Courthouse screening should be for everyone
You might say Morgan County Sheriff Greg Bartlett ran into a bit of bad timing this week. He had no way of knowing that a Pickens County district judge would get himself arrested in Mississippi on a drug charge and call the sheriff's new courthouse policy into question.
To some people, the judge's arrest makes a solid case against the sheriff's decision to give local judges, other courthouse employees and lawyers exemption from screening to enter the building.
If you've been to the courthouse within the last six years, security workers screened you to prevent potential troublemakers. The sheriff decided recently that courthouse employees and lawyers are less of a threat than the run-of-the-mill Morgan County citizen. Hence, he offered them a special identification card that allows them to forego screening.
Meanwhile, in Columbus, Miss., police arrested District Judge Ira D. Colvin for possession of methamphetamines. Police arrested his wife in Columbus earlier this year on similar charges.

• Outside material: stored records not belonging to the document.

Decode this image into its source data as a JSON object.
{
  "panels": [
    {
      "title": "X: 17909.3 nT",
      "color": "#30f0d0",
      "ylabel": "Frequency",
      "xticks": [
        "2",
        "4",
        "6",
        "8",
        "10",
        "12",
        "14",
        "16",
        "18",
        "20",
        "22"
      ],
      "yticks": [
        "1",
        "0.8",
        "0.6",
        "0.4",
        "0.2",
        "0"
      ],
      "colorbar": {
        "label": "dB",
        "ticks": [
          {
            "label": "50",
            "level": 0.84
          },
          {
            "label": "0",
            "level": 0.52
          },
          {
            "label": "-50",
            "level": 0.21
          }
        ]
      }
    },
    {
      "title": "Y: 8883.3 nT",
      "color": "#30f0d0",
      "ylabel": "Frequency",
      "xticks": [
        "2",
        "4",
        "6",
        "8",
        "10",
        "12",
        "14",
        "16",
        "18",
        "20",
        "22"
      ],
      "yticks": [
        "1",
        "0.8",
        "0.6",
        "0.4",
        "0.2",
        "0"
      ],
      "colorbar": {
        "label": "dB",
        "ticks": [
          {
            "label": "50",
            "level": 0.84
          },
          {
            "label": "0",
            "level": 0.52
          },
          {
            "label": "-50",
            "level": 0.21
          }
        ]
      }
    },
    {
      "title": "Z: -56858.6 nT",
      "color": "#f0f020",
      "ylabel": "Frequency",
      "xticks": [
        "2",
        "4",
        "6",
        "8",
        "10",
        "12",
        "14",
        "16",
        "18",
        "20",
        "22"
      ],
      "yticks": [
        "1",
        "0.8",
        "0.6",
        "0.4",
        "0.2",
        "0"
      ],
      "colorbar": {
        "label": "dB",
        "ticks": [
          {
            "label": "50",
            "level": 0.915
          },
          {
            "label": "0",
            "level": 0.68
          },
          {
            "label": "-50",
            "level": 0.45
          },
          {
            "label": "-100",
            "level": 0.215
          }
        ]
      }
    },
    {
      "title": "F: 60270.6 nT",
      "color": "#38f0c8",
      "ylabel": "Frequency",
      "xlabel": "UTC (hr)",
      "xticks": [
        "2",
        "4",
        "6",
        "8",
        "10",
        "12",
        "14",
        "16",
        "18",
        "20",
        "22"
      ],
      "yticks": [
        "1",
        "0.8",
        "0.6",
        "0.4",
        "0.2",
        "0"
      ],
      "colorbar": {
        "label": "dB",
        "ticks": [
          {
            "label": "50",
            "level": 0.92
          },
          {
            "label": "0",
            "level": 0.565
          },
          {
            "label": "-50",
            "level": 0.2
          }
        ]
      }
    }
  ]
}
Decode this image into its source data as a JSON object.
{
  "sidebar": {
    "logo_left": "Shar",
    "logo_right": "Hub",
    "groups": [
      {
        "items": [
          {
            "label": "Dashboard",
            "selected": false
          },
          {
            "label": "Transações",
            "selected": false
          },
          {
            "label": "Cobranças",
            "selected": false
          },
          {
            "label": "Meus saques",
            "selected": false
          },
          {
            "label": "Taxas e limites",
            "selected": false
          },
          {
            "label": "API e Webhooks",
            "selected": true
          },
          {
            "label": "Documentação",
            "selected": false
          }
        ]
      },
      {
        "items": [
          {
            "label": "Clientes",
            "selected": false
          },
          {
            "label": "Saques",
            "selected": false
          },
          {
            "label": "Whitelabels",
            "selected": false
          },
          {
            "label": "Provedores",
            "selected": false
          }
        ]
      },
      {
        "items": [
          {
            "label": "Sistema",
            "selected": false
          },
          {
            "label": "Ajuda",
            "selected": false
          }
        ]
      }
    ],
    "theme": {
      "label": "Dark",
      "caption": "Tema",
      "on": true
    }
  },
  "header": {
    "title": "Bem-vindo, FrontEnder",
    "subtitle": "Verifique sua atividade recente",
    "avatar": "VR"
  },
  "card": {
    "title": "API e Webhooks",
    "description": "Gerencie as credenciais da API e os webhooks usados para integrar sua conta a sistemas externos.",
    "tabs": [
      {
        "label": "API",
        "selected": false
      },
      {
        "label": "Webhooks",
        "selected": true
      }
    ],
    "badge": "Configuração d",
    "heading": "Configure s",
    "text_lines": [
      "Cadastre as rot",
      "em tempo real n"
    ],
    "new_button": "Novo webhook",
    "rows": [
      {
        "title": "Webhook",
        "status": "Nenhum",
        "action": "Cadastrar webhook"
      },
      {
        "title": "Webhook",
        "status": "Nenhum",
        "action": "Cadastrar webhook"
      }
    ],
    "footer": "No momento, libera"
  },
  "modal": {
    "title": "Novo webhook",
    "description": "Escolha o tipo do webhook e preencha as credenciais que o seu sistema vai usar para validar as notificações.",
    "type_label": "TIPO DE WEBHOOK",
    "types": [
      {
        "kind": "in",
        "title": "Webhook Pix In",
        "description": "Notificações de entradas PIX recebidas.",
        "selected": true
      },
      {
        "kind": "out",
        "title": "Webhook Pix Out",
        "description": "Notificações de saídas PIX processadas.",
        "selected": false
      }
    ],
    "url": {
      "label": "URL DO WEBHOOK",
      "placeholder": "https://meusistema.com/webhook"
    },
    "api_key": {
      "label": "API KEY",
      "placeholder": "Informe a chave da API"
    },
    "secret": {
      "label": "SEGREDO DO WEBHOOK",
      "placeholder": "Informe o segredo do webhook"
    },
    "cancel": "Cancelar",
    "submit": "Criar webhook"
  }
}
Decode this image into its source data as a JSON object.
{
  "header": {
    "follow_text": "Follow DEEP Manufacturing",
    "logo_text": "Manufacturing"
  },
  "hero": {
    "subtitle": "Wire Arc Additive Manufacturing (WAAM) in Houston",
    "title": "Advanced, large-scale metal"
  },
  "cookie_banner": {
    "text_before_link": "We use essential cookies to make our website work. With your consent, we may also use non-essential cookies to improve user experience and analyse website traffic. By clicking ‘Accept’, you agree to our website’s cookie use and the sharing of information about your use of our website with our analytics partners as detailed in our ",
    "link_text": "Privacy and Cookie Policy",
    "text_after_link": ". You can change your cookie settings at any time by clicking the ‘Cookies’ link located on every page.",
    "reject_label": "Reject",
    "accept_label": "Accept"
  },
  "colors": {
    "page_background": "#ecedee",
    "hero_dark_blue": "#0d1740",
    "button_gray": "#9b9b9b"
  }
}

The sheriff's gesture is well intended. Perhaps, the special class of familiar faces is less prone to violence, but sorting the few bad guys from the good ones is part of the screening process.